(RECORD SET begins)

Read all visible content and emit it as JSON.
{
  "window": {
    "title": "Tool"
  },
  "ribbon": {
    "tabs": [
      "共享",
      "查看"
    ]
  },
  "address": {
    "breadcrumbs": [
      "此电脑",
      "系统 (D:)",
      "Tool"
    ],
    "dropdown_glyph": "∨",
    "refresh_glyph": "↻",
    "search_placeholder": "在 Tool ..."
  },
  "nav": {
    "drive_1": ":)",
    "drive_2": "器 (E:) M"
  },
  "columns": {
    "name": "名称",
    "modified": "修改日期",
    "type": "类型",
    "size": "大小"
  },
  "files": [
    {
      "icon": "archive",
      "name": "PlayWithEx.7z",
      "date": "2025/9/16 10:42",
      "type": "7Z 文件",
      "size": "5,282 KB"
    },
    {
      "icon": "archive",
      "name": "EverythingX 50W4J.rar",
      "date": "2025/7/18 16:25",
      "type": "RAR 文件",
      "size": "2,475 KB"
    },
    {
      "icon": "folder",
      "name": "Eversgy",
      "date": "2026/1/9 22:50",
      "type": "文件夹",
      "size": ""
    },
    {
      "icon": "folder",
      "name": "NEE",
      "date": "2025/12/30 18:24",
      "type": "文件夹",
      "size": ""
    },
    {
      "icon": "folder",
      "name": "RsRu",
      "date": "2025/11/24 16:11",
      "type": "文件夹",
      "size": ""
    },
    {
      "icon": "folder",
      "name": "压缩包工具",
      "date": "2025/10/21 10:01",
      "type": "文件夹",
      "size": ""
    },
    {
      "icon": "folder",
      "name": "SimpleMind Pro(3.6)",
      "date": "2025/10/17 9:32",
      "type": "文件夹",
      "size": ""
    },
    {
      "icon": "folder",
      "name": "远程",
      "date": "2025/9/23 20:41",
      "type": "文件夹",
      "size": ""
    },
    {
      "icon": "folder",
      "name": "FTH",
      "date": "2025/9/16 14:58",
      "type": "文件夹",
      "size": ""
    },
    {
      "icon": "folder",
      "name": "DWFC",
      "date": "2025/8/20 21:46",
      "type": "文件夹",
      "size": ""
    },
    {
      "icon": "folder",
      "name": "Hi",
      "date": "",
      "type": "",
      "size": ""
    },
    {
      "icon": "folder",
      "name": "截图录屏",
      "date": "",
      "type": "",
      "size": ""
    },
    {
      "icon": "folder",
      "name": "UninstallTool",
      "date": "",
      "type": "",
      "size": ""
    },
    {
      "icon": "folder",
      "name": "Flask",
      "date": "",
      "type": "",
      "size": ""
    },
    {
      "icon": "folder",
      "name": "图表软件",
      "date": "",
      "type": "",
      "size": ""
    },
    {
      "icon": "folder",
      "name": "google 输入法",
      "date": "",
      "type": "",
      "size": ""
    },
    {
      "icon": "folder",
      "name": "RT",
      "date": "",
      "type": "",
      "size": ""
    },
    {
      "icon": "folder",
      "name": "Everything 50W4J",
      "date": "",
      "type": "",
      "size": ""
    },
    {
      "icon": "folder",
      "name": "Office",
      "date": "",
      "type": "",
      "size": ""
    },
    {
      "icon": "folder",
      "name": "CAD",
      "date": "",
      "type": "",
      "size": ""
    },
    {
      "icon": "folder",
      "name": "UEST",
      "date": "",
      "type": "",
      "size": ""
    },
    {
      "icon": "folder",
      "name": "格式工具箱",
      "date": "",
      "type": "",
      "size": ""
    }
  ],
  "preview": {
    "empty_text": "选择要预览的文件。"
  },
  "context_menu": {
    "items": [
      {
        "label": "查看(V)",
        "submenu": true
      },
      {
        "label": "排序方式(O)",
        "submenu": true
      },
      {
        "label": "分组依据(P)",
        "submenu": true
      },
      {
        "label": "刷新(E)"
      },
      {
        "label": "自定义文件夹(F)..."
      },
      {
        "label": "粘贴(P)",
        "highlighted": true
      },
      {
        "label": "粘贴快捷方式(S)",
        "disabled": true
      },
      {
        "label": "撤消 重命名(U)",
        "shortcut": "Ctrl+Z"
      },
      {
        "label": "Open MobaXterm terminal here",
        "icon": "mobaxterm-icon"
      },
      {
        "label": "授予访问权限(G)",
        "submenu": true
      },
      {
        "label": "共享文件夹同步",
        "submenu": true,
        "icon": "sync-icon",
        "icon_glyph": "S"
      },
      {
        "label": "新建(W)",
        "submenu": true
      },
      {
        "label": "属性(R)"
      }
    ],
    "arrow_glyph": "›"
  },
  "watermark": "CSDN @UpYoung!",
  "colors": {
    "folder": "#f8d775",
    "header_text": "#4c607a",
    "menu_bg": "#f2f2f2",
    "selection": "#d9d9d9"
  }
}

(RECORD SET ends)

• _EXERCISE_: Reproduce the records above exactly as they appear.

• _RESULT OF THIS TASK_:
Read all visible content and emit it as JSON.
{
  "window": {
    "title": "Tool"
  },
  "ribbon": {
    "tabs": [
      "共享",
      "查看"
    ]
  },
  "address": {
    "breadcrumbs": [
      "此电脑",
      "系统 (D:)",
      "Tool"
    ],
    "dropdown_glyph": "∨",
    "refresh_glyph": "↻",
    "search_placeholder": "在 Tool ..."
  },
  "nav": {
    "drive_1": ":)",
    "drive_2": "器 (E:) M"
  },
  "columns": {
    "name": "名称",
    "modified": "修改日期",
    "type": "类型",
    "size": "大小"
  },
  "files": [
    {
      "icon": "archive",
      "name": "PlayWithEx.7z",
      "date": "2025/9/16 10:42",
      "type": "7Z 文件",
      "size": "5,282 KB"
    },
    {
      "icon": "archive",
      "name": "EverythingX 50W4J.rar",
      "date": "2025/7/18 16:25",
      "type": "RAR 文件",
      "size": "2,475 KB"
    },
    {
      "icon": "folder",
      "name": "Eversgy",
      "date": "2026/1/9 22:50",
      "type": "文件夹",
      "size": ""
    },
    {
      "icon": "folder",
      "name": "NEE",
      "date": "2025/12/30 18:24",
      "type": "文件夹",
      "size": ""
    },
    {
      "icon": "folder",
      "name": "RsRu",
      "date": "2025/11/24 16:11",
      "type": "文件夹",
      "size": ""
    },
    {
      "icon": "folder",
      "name": "压缩包工具",
      "date": "2025/10/21 10:01",
      "type": "文件夹",
      "size": ""
    },
    {
      "icon": "folder",
      "name": "SimpleMind Pro(3.6)",
      "date": "2025/10/17 9:32",
      "type": "文件夹",
      "size": ""
    },
    {
      "icon": "folder",
      "name": "远程",
      "date": "2025/9/23 20:41",
      "type": "文件夹",
      "size": ""
    },
    {
      "icon": "folder",
      "name": "FTH",
      "date": "2025/9/16 14:58",
      "type": "文件夹",
      "size": ""
    },
    {
      "icon": "folder",
      "name": "DWFC",
      "date": "2025/8/20 21:46",
      "type": "文件夹",
      "size": ""
    },
    {
      "icon": "folder",
      "name": "Hi",
      "date": "",
      "type": "",
      "size": ""
    },
    {
      "icon": "folder",
      "name": "截图录屏",
      "date": "",
      "type": "",
      "size": ""
    },
    {
      "icon": "folder",
      "name": "UninstallTool",
      "date": "",
      "type": "",
      "size": ""
    },
    {
      "icon": "folder",
      "name": "Flask",
      "date": "",
      "type": "",
      "size": ""
    },
    {
      "icon": "folder",
      "name": "图表软件",
      "date": "",
      "type": "",
      "size": ""
    },
    {
      "icon": "folder",
      "name": "google 输入法",
      "date": "",
      "type": "",
      "size": ""
    },
    {
      "icon": "folder",
      "name": "RT",
      "date": "",
      "type": "",
      "size": ""
    },
    {
      "icon": "folder",
      "name": "Everything 50W4J",
      "date": "",
      "type": "",
      "size": ""
    },
    {
      "icon": "folder",
      "name": "Office",
      "date": "",
      "type": "",
      "size": ""
    },
    {
      "icon": "folder",
      "name": "CAD",
      "date": "",
      "type": "",
      "size": ""
    },
    {
      "icon": "folder",
      "name": "UEST",
      "date": "",
      "type": "",
      "size": ""
    },
    {
      "icon": "folder",
      "name": "格式工具箱",
      "date": "",
      "type": "",
      "size": ""
    }
  ],
  "preview": {
    "empty_text": "选择要预览的文件。"
  },
  "context_menu": {
    "items": [
      {
        "label": "查看(V)",
        "submenu": true
      },
      {
        "label": "排序方式(O)",
        "submenu": true
      },
      {
        "label": "分组依据(P)",
        "submenu": true
      },
      {
        "label": "刷新(E)"
      },
      {
        "label": "自定义文件夹(F)..."
      },
      {
        "label": "粘贴(P)",
        "highlighted": true
      },
      {
        "label": "粘贴快捷方式(S)",
        "disabled": true
      },
      {
        "label": "撤消 重命名(U)",
        "shortcut": "Ctrl+Z"
      },
      {
        "label": "Open MobaXterm terminal here",
        "icon": "mobaxterm-icon"
      },
      {
        "label": "授予访问权限(G)",
        "submenu": true
      },
      {
        "label": "共享文件夹同步",
        "submenu": true,
        "icon": "sync-icon",
        "icon_glyph": "S"
      },
      {
        "label": "新建(W)",
        "submenu": true
      },
      {
        "label": "属性(R)"
      }
    ],
    "arrow_glyph": "›"
  },
  "watermark": "CSDN @UpYoung!",
  "colors": {
    "folder": "#f8d775",
    "header_text": "#4c607a",
    "menu_bg": "#f2f2f2",
    "selection": "#d9d9d9"
  }
}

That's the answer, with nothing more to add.